BEGIN
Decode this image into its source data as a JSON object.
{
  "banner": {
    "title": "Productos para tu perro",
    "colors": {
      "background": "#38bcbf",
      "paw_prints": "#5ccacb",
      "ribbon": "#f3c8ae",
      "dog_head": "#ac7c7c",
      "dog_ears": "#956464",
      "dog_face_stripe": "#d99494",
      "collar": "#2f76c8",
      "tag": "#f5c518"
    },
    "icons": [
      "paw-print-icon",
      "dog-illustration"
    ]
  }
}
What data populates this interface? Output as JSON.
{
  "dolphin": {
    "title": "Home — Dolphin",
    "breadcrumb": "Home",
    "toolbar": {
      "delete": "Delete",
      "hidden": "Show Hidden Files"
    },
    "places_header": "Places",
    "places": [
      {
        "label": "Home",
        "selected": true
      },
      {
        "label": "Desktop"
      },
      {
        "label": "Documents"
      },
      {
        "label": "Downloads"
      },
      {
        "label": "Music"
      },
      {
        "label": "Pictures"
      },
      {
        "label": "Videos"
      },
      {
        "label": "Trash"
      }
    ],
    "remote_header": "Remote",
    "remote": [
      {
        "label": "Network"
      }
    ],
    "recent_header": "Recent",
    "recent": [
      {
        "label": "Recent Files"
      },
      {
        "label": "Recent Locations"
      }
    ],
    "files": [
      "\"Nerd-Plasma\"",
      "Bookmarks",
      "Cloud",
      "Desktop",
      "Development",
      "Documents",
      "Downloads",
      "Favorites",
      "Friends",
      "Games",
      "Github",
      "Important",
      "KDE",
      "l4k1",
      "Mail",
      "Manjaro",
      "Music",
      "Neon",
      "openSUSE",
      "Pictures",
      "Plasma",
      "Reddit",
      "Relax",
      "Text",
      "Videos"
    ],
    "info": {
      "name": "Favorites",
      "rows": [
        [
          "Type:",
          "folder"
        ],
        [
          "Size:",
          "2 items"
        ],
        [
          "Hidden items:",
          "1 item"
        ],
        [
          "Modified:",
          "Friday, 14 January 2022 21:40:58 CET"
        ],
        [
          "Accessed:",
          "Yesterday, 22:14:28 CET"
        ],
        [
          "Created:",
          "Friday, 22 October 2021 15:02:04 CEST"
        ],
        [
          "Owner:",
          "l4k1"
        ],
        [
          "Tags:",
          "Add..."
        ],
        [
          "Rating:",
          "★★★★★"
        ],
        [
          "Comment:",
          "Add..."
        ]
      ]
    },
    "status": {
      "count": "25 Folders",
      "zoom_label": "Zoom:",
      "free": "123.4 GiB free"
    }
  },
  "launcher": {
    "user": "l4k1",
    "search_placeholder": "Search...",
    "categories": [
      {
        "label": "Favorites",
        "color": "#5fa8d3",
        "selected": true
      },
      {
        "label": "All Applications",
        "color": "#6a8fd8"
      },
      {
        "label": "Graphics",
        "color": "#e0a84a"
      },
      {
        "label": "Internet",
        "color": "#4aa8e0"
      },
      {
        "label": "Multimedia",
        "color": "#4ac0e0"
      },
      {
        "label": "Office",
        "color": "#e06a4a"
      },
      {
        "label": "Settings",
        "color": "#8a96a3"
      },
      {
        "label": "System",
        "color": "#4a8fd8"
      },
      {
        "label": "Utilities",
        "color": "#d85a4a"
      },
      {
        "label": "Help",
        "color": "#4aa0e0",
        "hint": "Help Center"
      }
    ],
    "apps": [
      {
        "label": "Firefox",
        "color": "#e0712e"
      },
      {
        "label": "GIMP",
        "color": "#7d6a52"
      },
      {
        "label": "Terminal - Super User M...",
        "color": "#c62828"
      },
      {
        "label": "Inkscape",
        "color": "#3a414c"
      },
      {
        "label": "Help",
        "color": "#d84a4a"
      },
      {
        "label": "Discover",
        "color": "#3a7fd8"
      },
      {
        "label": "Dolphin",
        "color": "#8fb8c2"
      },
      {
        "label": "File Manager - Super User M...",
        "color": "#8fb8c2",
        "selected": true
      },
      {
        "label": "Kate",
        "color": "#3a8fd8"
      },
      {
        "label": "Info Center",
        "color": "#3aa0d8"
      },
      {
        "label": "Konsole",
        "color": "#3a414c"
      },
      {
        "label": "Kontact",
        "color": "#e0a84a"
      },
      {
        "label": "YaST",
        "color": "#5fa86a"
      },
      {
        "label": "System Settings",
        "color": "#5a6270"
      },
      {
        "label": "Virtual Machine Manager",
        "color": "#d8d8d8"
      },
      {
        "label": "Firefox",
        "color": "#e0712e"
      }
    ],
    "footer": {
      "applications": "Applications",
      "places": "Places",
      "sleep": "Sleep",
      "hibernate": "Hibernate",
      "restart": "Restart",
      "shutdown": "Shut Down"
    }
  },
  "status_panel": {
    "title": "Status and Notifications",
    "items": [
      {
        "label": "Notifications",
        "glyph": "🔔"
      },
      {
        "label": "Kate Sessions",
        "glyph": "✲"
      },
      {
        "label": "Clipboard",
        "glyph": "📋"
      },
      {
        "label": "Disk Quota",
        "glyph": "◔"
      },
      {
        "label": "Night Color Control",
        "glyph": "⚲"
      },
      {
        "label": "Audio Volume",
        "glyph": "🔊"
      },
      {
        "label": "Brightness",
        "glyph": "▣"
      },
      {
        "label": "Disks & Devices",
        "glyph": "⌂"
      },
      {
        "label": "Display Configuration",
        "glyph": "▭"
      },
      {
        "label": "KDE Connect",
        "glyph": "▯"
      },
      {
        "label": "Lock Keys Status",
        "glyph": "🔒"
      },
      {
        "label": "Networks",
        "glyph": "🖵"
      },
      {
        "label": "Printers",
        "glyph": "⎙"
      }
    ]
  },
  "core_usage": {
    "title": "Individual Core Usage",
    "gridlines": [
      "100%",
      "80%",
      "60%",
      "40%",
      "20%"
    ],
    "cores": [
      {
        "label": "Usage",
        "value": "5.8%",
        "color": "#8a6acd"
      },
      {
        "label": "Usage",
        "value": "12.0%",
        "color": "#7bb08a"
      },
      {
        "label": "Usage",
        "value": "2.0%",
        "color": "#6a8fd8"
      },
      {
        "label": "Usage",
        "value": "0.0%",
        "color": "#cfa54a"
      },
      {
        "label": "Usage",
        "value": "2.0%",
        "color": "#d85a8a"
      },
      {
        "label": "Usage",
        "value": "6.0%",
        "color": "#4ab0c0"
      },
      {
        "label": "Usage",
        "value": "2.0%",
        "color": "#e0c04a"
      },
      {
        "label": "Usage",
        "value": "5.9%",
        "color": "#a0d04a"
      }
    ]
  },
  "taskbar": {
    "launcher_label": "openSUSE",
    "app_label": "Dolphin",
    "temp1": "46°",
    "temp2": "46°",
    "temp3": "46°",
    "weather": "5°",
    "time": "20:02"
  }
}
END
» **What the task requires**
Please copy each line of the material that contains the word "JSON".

» **Response to the exercise**
Decode this image into its source data as a JSON object.
What data populates this interface? Output as JSON.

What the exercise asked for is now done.